Prospective buyers are being asked to provide 48 hours’ notice before a viewing, and are also required to prove that they have the half a million dollars necessary to buy the home before they are approved for a tour.
The listing also stipulates that any showing must be done on a sunny day.
“The seller really only likes to meet and show the house on sunny days,” Lauer said. He added that Nassar is very particular about sunny days in general. “Even when I just meet him for lunch, it has to be on a sunny day.”
Lauer says he’s got a non-exhaustive list of the items included in the sale, because “to a certain extent, it just keeps going and going.”
Among the items listed online are hand-painted automotive murals, a custom billiard table, “mint condition” Frigidaire refrigerators from 1950 and “countless automotive relics and artifacts.”
But that’s just scratching the surface of everything in the home, Lauer says. “Whoever ends up buying it is going to find some surprises,” he said.
The 1,886 square-foot home also includes a heated outdoor pool.
The home is at 450 Grixdale Ave. W., to the east of Detroit’s main north-south highway, Woodward Avenue. Lauer says the home would have been worth twice its listing value if it were on the other side of Woodward, but as it is, he predicts the property will be a good investment going forward.
Mark Druckmiller, a referring agent at Real Estate One’s customer care centre, described the listing as “a bit of an anomaly” for the Detroit area, given that nearby properties are listed at $138,000, $60,000 and $27,000.
One bulldozer-ready house nearby is even listed at $5,499.
Druckmiller added that it’s extremely rare to see a seller ask for cash only, with no financial options available.
Lauer describes Grixdale and the nearby blocks as “pretty well-kept,” although some of the streets beyond that radius are “a little more dilapidated.”
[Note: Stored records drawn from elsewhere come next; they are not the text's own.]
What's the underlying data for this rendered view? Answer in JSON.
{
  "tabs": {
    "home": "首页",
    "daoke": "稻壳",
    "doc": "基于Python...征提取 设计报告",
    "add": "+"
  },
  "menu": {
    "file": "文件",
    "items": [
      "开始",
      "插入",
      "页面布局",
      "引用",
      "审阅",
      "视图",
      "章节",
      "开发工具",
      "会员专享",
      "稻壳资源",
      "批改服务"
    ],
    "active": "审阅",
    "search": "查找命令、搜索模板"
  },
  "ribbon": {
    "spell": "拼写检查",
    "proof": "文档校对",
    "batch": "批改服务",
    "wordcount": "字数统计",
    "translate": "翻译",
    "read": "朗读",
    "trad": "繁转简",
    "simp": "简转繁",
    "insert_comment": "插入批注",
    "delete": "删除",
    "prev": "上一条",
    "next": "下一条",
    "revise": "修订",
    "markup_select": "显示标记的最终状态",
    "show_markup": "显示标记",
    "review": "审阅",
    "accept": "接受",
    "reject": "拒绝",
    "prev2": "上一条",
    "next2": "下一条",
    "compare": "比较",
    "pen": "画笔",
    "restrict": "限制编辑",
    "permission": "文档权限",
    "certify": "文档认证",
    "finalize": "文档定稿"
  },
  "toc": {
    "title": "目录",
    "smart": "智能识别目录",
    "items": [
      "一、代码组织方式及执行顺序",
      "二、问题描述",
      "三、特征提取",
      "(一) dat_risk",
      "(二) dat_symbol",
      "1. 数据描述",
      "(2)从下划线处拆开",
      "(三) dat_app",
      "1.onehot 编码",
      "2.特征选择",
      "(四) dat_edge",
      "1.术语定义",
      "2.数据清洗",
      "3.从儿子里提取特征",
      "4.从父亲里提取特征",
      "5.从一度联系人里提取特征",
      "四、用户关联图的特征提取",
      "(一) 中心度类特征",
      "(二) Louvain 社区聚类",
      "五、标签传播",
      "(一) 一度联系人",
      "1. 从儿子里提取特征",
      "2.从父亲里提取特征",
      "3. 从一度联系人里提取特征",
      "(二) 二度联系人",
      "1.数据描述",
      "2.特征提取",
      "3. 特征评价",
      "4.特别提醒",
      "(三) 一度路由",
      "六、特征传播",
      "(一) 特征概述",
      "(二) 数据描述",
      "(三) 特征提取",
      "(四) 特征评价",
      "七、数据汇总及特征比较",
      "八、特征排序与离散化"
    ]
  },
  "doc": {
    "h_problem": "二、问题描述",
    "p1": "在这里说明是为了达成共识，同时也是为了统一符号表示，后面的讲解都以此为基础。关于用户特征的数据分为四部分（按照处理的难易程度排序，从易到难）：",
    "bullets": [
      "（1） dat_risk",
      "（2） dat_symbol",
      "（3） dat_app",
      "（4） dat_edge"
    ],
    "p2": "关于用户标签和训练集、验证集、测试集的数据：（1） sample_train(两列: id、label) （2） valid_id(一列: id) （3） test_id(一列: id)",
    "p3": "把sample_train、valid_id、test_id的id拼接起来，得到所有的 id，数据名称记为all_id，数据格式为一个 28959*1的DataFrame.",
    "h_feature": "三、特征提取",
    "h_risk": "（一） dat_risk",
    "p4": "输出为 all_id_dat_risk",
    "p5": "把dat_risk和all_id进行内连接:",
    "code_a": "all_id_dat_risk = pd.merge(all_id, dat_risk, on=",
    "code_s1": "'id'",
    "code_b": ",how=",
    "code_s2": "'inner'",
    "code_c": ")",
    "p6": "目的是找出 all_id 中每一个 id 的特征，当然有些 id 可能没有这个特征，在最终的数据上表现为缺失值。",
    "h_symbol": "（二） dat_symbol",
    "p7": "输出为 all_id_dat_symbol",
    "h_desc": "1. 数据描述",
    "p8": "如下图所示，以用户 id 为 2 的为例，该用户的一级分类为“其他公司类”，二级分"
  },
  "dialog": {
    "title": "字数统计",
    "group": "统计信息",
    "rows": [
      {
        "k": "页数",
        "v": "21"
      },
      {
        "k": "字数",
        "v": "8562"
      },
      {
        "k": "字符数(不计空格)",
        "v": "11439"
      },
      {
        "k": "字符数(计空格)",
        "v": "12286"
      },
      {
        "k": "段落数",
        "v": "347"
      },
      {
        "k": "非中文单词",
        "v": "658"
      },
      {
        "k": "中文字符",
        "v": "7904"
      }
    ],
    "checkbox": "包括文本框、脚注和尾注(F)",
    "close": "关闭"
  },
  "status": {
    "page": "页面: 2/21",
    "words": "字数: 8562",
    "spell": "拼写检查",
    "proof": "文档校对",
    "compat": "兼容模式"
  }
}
He adds that the house itself is truly one-of-a-kind.
“I don’t really know a better well-kept house than this one,” he said, “Plus all the treasures that come along with it.”